My freshman year of college at Dixie State College, now Dixie State University, a couple boys dragged me and my roommates to Chuckawalla Wall for the first time. It was my first experience with rock climbing. As I strapped on borrowed shoes, while wearing a borrowed harness, I remember spying the bolts at the top and considering the feat I was about to undertake. So when you say, “kiss the bolts,” what does that mean, exactly? I saw the white chalk marks left by previous climbers, marking the handholds that would allow me to scale the wall. I gave it a shot.
I don’t remember if I reached the top on the first try. I probably didn’t, but I do remember successfully completing the climb a number of times, feeling progressively stronger and confident in my ability to scale the wall. Once the girls and I got the hang of climbing the red Navajo sandstone, we couldn’t get enough, even with borrowed shoes, harnesses, and belay devices, and we begged to be taken out to the wall any chance we could get.
After I moved to Sacramento, the accoutrements were purchased; harness, rope, shoes, belay devices, and off I went to the granite slabs of the Sierras with a new climbing partner.
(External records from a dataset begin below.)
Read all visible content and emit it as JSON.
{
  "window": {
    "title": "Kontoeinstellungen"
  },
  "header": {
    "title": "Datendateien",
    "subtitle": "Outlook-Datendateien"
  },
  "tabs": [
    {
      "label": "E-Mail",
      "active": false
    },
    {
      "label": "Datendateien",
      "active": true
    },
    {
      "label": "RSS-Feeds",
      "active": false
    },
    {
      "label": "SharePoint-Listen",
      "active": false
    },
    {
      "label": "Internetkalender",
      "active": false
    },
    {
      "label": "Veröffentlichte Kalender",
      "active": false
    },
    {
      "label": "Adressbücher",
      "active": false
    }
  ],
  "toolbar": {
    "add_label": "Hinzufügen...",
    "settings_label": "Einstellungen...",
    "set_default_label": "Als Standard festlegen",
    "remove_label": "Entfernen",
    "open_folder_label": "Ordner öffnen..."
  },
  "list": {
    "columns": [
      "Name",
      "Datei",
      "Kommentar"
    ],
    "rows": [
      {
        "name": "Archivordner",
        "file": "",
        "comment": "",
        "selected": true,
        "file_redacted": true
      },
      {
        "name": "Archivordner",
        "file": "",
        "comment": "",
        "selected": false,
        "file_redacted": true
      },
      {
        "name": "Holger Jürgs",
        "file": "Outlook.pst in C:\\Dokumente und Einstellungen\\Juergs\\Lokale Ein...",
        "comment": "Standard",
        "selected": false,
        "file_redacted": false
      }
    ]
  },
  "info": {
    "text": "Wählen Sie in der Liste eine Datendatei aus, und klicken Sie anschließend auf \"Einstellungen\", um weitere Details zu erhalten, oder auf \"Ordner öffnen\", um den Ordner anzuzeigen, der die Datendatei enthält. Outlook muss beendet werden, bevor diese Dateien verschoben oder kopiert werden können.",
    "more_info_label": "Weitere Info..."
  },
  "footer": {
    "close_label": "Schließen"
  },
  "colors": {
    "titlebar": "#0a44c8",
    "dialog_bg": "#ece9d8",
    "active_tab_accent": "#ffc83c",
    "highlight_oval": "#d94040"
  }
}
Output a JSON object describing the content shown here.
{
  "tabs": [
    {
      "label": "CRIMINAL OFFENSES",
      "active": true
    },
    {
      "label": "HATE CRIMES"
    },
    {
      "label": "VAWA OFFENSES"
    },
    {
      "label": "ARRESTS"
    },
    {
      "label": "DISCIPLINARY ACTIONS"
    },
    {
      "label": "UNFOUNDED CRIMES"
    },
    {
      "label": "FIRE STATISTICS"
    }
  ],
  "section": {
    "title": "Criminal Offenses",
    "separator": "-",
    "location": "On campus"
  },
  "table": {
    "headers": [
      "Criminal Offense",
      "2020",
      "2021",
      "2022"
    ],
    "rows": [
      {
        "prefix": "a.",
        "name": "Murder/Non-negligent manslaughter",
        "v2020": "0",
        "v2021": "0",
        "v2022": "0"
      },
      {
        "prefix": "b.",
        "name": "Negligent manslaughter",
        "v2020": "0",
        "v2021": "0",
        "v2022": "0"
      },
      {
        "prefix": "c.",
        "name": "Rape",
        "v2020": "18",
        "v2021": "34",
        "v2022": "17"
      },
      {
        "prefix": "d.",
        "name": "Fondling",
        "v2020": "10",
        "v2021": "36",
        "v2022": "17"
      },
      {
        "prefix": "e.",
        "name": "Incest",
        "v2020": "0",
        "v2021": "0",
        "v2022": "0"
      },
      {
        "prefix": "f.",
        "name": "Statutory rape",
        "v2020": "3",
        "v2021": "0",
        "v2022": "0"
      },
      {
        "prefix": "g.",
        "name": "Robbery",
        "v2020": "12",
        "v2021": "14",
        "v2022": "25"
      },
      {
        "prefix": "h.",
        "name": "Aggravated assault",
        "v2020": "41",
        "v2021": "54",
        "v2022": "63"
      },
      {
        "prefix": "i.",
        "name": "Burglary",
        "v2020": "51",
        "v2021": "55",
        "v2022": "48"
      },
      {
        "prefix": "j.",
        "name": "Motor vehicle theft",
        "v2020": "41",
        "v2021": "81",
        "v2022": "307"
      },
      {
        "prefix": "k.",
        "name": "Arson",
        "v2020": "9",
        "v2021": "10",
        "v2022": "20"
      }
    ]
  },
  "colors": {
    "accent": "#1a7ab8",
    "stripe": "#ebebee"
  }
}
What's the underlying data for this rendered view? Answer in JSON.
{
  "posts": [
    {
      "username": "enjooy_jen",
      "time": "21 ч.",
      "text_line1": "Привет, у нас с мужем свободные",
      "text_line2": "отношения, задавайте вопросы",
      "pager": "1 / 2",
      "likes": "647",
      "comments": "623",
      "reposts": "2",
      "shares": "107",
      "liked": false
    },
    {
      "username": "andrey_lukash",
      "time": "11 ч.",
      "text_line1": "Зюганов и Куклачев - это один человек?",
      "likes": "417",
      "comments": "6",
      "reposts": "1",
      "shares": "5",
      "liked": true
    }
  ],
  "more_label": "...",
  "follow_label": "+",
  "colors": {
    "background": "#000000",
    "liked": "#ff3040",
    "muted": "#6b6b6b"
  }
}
It was hard and frustrating, and we quickly gave up. Storing my shoes and harness felt like giving up a dream. Or coming to terms with something that I wanted, but wasn’t meant to be. Even though I was only 19 years old, I mourned my youth, spontaneity, and sense of adventure. I was married and it was time to turn away from childish things.